When you defend yourself, the Crown must give your disclosure to you! inJusticebusters maintain there can be no "full answer and defense" unless the accused has complete access to his/her file, including sharing that file with anyone. We ask: who has hurt Kathy? We answer: Michael hurt Kathy. Dueck hurt Kathy. The Crown has hurt Julie. Hiding her identity has done nothing to help her. And it has done nothing to help Michael and Michelle, either. In fact, because their names were published on the internet, they were able to finally get the facts about some important information in their own lives. This would not have been possible if we had not defied thepublication ban.
In late 1998, we learned that Michael was at the Saskatchewan Correctional and arranged for Ed Holgate to obtain from him an affidavit.
Early in 1999, Michelle Ross contacted inJusticebusters. She had read the material on the website and she wanted to know more. As it turns out, she was just as agregiously treated as Kathy.
Gradually, the victims in this case are discovering the full truth of what hapened, and they are doing it by going over the transcripts, documents and tapes which the Sask. Appeal Court states they should never see.

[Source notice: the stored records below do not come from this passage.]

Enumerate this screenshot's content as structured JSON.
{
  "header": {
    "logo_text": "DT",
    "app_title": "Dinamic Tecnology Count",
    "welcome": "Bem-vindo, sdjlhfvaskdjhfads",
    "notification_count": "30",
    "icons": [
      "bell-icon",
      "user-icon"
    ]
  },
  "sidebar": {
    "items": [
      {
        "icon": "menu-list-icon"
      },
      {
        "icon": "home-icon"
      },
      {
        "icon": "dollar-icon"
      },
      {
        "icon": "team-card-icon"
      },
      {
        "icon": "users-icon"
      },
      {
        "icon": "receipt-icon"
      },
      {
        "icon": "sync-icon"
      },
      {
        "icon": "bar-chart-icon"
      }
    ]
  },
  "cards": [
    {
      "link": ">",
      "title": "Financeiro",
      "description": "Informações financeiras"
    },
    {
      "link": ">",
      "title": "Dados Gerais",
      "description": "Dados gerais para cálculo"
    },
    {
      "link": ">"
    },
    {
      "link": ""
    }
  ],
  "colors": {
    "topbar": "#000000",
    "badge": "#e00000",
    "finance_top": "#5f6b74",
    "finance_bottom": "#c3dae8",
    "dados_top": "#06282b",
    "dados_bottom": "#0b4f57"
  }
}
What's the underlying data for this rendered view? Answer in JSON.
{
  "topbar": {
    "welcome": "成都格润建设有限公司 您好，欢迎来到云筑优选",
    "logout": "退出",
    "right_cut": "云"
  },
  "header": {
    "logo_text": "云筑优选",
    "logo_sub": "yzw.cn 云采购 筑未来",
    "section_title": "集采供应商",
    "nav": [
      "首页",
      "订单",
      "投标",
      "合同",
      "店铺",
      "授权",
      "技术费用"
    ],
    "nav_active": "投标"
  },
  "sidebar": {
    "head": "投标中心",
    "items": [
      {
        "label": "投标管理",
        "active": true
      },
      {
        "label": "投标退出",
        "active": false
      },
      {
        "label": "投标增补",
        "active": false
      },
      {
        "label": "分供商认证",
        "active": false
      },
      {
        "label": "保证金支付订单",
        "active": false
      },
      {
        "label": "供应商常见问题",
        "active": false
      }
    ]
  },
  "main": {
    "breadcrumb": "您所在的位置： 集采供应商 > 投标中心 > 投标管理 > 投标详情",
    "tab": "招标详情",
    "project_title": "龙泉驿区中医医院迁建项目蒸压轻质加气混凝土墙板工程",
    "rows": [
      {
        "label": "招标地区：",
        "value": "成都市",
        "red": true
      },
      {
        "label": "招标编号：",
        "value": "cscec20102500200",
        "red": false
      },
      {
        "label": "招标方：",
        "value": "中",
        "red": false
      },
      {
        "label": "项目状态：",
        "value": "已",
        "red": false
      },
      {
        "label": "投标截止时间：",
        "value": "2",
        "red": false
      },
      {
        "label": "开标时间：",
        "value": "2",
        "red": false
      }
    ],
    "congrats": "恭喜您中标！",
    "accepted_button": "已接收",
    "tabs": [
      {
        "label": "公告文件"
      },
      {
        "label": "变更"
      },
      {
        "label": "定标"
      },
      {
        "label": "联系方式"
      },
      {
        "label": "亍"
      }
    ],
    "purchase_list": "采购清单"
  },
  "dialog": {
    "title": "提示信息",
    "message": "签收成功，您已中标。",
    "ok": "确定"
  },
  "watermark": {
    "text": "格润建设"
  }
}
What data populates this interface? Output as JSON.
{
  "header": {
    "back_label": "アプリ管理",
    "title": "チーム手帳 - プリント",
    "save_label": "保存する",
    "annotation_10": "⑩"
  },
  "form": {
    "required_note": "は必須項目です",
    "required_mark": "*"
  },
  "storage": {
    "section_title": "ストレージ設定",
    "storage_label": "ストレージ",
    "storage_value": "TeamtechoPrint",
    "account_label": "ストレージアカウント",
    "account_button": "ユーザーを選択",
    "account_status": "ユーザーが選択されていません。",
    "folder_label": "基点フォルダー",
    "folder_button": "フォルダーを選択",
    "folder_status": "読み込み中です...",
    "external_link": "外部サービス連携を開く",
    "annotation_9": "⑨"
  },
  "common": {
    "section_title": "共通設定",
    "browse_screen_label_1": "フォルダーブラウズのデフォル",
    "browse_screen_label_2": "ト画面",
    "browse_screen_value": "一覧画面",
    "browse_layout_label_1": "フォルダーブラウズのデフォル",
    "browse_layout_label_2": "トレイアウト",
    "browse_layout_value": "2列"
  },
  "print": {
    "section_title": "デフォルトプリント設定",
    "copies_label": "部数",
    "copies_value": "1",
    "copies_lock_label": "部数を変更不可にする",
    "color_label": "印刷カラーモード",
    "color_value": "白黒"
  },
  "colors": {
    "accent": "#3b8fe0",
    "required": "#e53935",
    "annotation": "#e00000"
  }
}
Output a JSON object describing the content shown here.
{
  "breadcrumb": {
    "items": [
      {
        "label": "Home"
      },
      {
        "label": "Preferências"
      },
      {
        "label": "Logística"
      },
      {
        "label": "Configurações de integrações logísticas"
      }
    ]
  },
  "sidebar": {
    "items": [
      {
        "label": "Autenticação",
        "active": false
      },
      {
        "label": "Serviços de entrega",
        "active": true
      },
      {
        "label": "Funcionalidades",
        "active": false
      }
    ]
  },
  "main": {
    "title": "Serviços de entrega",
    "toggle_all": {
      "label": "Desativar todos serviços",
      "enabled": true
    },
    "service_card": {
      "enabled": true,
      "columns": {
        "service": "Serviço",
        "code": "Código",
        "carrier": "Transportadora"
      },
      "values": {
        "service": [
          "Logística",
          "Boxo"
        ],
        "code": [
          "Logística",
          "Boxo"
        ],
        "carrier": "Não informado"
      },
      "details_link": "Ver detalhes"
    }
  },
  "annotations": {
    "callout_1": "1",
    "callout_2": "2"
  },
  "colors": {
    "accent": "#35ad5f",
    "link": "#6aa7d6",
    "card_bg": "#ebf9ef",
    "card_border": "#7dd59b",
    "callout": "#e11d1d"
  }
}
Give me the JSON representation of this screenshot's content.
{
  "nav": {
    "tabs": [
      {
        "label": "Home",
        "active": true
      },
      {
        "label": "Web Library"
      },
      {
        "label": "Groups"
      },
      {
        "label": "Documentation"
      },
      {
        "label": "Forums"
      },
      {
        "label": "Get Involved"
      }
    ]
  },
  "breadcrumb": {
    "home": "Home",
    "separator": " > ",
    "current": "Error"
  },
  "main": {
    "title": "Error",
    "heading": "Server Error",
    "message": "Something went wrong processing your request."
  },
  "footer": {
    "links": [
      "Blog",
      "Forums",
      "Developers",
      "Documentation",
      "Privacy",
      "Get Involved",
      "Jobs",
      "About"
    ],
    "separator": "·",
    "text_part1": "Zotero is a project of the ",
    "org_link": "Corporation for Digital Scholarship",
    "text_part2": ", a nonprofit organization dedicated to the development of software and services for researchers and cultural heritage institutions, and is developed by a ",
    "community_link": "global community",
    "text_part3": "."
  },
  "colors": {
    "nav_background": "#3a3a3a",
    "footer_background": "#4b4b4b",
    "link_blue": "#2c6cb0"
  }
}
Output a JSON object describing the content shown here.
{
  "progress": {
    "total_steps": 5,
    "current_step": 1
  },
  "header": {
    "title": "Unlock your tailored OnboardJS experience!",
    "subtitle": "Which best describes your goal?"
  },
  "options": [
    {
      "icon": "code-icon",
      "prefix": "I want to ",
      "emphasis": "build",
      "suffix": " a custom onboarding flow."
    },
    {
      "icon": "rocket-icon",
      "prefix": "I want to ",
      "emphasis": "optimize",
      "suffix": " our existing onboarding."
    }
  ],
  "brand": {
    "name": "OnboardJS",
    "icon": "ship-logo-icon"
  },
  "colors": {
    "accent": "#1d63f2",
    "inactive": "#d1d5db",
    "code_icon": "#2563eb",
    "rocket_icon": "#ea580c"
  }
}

Update, Feb. 5, 2001: Today, Kathy Ross came forward on the national CBC news show Canada Now and told Jo Lynn Sheane that not only had she told lies about the Klassen and Kvello families but that Saskatchewan Social Services had actively intervened to prevent the Fifth Estate from contacting her. How can we say this? First, it was her foster mother Joy, in Vernon B.C. who lied to the Fifth Estate's investigators, saying that Kathy did not want to talk about it. Second, Joy takes her orders from Diane Ens who tells Social Services to issue checks to Joy for fostering Kathy. We also know that Joy actively tried to keep Kathy from knowing the name of our website, from contacting Michael and Michelle and her parents and from seeing the Fifth Estate show, "Scandal of the Century."